They've packed up and hit the road--but there's a lot of work to do.
â??Thatâ??s irresponsible,â?? says Carlos Delgado of Saginaw.
Congress is not addressing the brewing immigration crisis as thousands flood the nation's southern border.
"If I could talk to those guys, Iâ??d tell them, think before you do something because it affects everybody,â?? says Delgado.
â??The country is really going down because of disagreement,â?? says Bessie Collins of Saginaw.
But elected officials say they're ready to work.
â??We should've stayed in. I took the floor of the House of Representatives and called upon the speaker to cancel the recess,â?? says Representative Dan Kildee (D-Flint).

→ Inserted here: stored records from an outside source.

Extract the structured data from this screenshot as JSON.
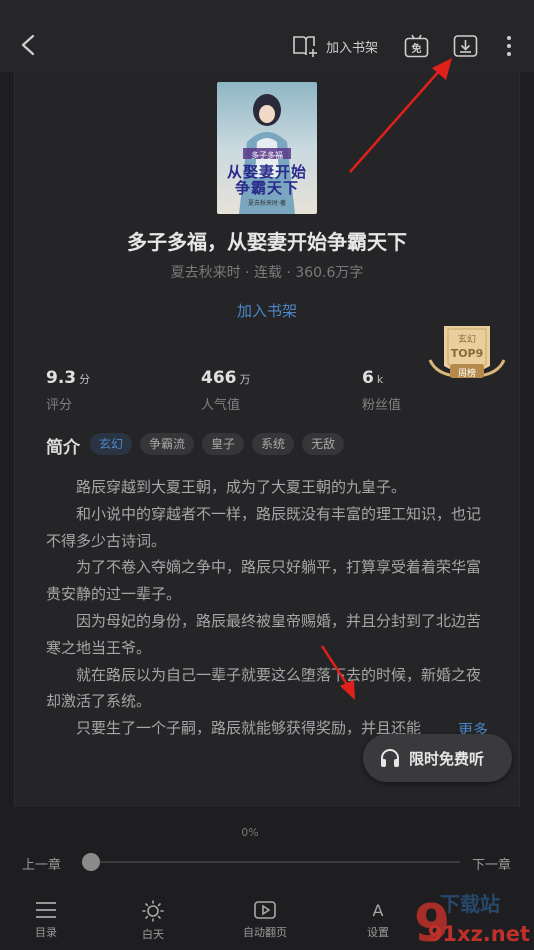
{
  "header": {
    "add_shelf_label": "加入书架",
    "free_label": "免"
  },
  "book": {
    "cover": {
      "small_text": "多子多福",
      "title_line1": "从娶妻开始",
      "title_line2": "争霸天下",
      "publisher": "夏去秋来时·著"
    },
    "title": "多子多福，从娶妻开始争霸天下",
    "meta": "夏去秋来时 · 连载 · 360.6万字",
    "add_shelf_link": "加入书架",
    "badge": {
      "genre": "玄幻",
      "rank": "TOP9",
      "period": "周榜"
    }
  },
  "stats": [
    {
      "value": "9.3",
      "unit": "分",
      "label": "评分"
    },
    {
      "value": "466",
      "unit": "万",
      "label": "人气值"
    },
    {
      "value": "6",
      "unit": "k",
      "label": "粉丝值"
    }
  ],
  "intro": {
    "heading": "简介",
    "tags": [
      "玄幻",
      "争霸流",
      "皇子",
      "系统",
      "无敌"
    ],
    "paragraphs": [
      "路辰穿越到大夏王朝，成为了大夏王朝的九皇子。",
      "和小说中的穿越者不一样，路辰既没有丰富的理工知识，也记不得多少古诗词。",
      "为了不卷入夺嫡之争中，路辰只好躺平，打算享受着着荣华富贵安静的过一辈子。",
      "因为母妃的身份，路辰最终被皇帝赐婚，并且分封到了北边苦寒之地当王爷。",
      "就在路辰以为自己一辈子就要这么堕落下去的时候，新婚之夜却激活了系统。",
      "只要生了一个子嗣，路辰就能够获得奖励，并且还能"
    ],
    "more_label": "更多"
  },
  "listen": {
    "label": "限时免费听"
  },
  "reader": {
    "progress_text": "0%",
    "progress": 0,
    "prev_label": "上一章",
    "next_label": "下一章"
  },
  "toolbar": [
    {
      "label": "目录",
      "icon": "list-icon"
    },
    {
      "label": "白天",
      "icon": "sun-icon"
    },
    {
      "label": "自动翻页",
      "icon": "autoplay-icon"
    },
    {
      "label": "设置",
      "icon": "settings-icon"
    }
  ],
  "watermark": {
    "text": "91xz.net",
    "top_text": "下载站",
    "badge": "9"
  }
}
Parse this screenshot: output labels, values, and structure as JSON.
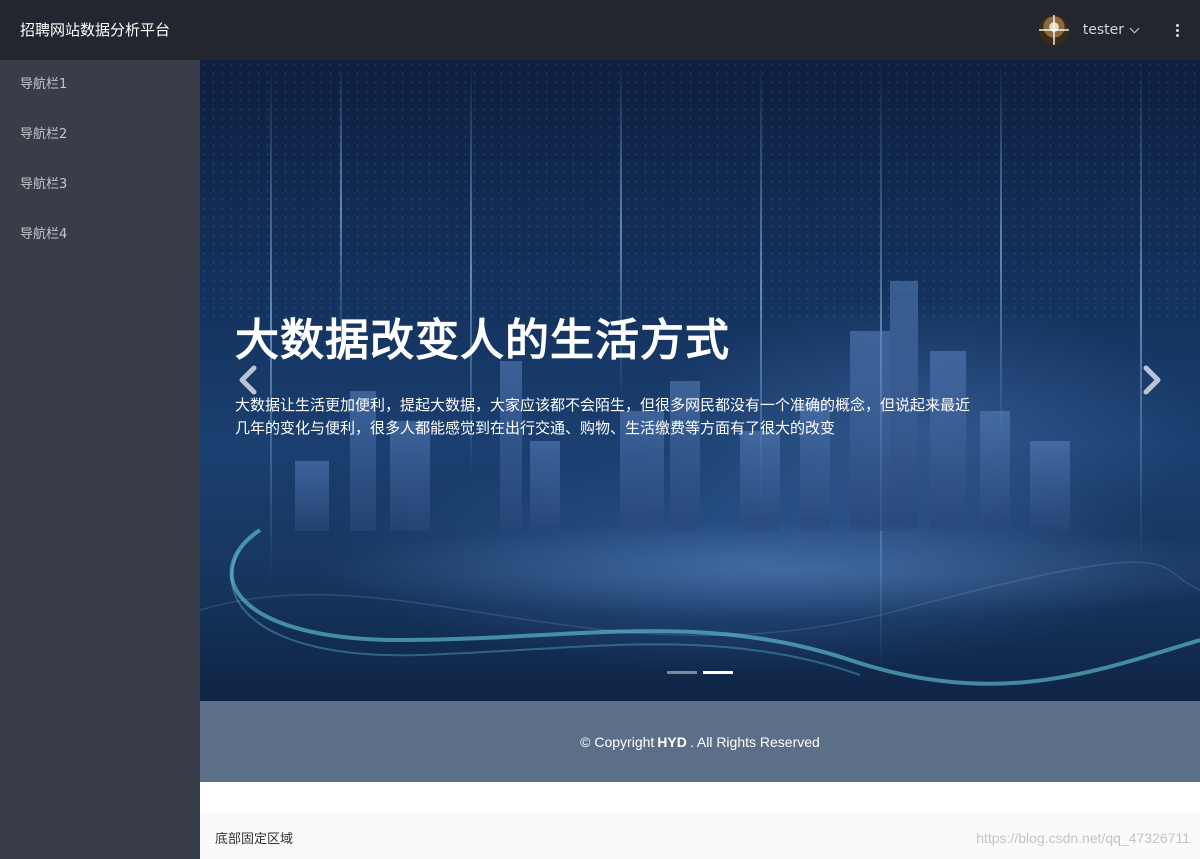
{
  "sidebar": {
    "brand": "招聘网站数据分析平台",
    "items": [
      {
        "label": "导航栏1"
      },
      {
        "label": "导航栏2"
      },
      {
        "label": "导航栏3"
      },
      {
        "label": "导航栏4"
      }
    ]
  },
  "header": {
    "username": "tester",
    "icons": {
      "avatar": "user-avatar",
      "dropdown": "chevron-down-icon",
      "more": "more-vertical-icon"
    }
  },
  "carousel": {
    "title": "大数据改变人的生活方式",
    "text": "大数据让生活更加便利，提起大数据，大家应该都不会陌生，但很多网民都没有一个准确的概念，但说起来最近几年的变化与便利，很多人都能感觉到在出行交通、购物、生活缴费等方面有了很大的改变",
    "indicators": 2,
    "active_index": 1,
    "icons": {
      "prev": "chevron-left-icon",
      "next": "chevron-right-icon"
    }
  },
  "copyright": {
    "prefix": "© Copyright",
    "owner": "HYD",
    "suffix": ". All Rights Reserved"
  },
  "footer": {
    "text": "底部固定区域",
    "watermark": "https://blog.csdn.net/qq_47326711"
  },
  "colors": {
    "sidebar_bg": "#393d49",
    "header_bg": "#23262e",
    "copyright_bg": "#5b7088",
    "footer_bg": "#fafafa"
  }
}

Representative Candice Miller declining an interview with NBC25 News Friday but in a YouTube address also says Congress should head back to the capitol.
â??The crisis demands the Senate gets beyond business as usual and it's do-nothing approach to government,â?? says Miller.
â??They make a lot of promises and don't keep them. They say one thing and do another,â?? says Delgado.
Congress may need to act quick.
A new Wall Street Journal/NBC News poll shows Americans are fed up. 74-percent of voters say congress is unproductive. Congress' approval rating now at 14-percent leaving political analysts wondering, how low can you go?
â??Itâ??s a political year, there's no incentive. There are major issues to deal with but there's no incentive to deal with it right now,â?? says John Johnson, a political science professor at Northwood University.
When Congress does go back to Washington, D.C., they will only have 10 days to work before they go on break for elections.